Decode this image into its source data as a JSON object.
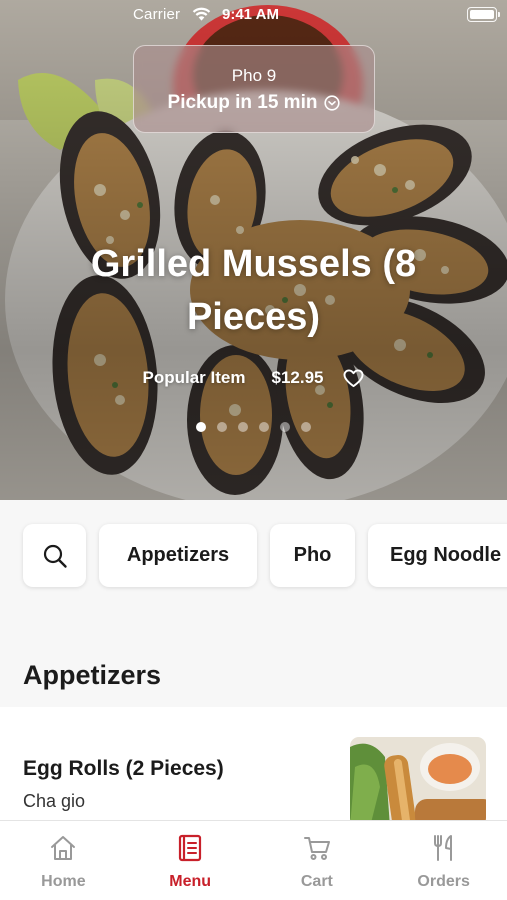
{
  "status_bar": {
    "carrier": "Carrier",
    "time": "9:41 AM"
  },
  "pickup": {
    "store": "Pho 9",
    "mode": "Pickup in 15 min",
    "icon": "chevron-down-circle-icon"
  },
  "hero": {
    "title": "Grilled Mussels (8 Pieces)",
    "tag": "Popular Item",
    "price": "$12.95",
    "favorite_icon": "heart-icon",
    "carousel": {
      "count": 6,
      "active_index": 0
    }
  },
  "categories": {
    "search_icon": "search-icon",
    "items": [
      "Appetizers",
      "Pho",
      "Egg Noodle Soup"
    ]
  },
  "section": {
    "title": "Appetizers"
  },
  "menu_items": [
    {
      "name": "Egg Rolls (2 Pieces)",
      "description": "Cha gio"
    }
  ],
  "tabs": [
    {
      "label": "Home",
      "icon": "home-icon",
      "active": false
    },
    {
      "label": "Menu",
      "icon": "menu-book-icon",
      "active": true
    },
    {
      "label": "Cart",
      "icon": "cart-icon",
      "active": false
    },
    {
      "label": "Orders",
      "icon": "fork-knife-icon",
      "active": false
    }
  ],
  "colors": {
    "accent": "#c8202a",
    "inactive_tab": "#999999",
    "background": "#f7f7f7"
  }
}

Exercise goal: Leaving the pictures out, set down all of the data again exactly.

Result of the task:
Decode this image into its source data as a JSON object.
{
  "status_bar": {
    "carrier": "Carrier",
    "time": "9:41 AM"
  },
  "pickup": {
    "store": "Pho 9",
    "mode": "Pickup in 15 min",
    "icon": "chevron-down-circle-icon"
  },
  "hero": {
    "title": "Grilled Mussels (8 Pieces)",
    "tag": "Popular Item",
    "price": "$12.95",
    "favorite_icon": "heart-icon",
    "carousel": {
      "count": 6,
      "active_index": 0
    }
  },
  "categories": {
    "search_icon": "search-icon",
    "items": [
      "Appetizers",
      "Pho",
      "Egg Noodle Soup"
    ]
  },
  "section": {
    "title": "Appetizers"
  },
  "menu_items": [
    {
      "name": "Egg Rolls (2 Pieces)",
      "description": "Cha gio"
    }
  ],
  "tabs": [
    {
      "label": "Home",
      "icon": "home-icon",
      "active": false
    },
    {
      "label": "Menu",
      "icon": "menu-book-icon",
      "active": true
    },
    {
      "label": "Cart",
      "icon": "cart-icon",
      "active": false
    },
    {
      "label": "Orders",
      "icon": "fork-knife-icon",
      "active": false
    }
  ],
  "colors": {
    "accent": "#c8202a",
    "inactive_tab": "#999999",
    "background": "#f7f7f7"
  }
}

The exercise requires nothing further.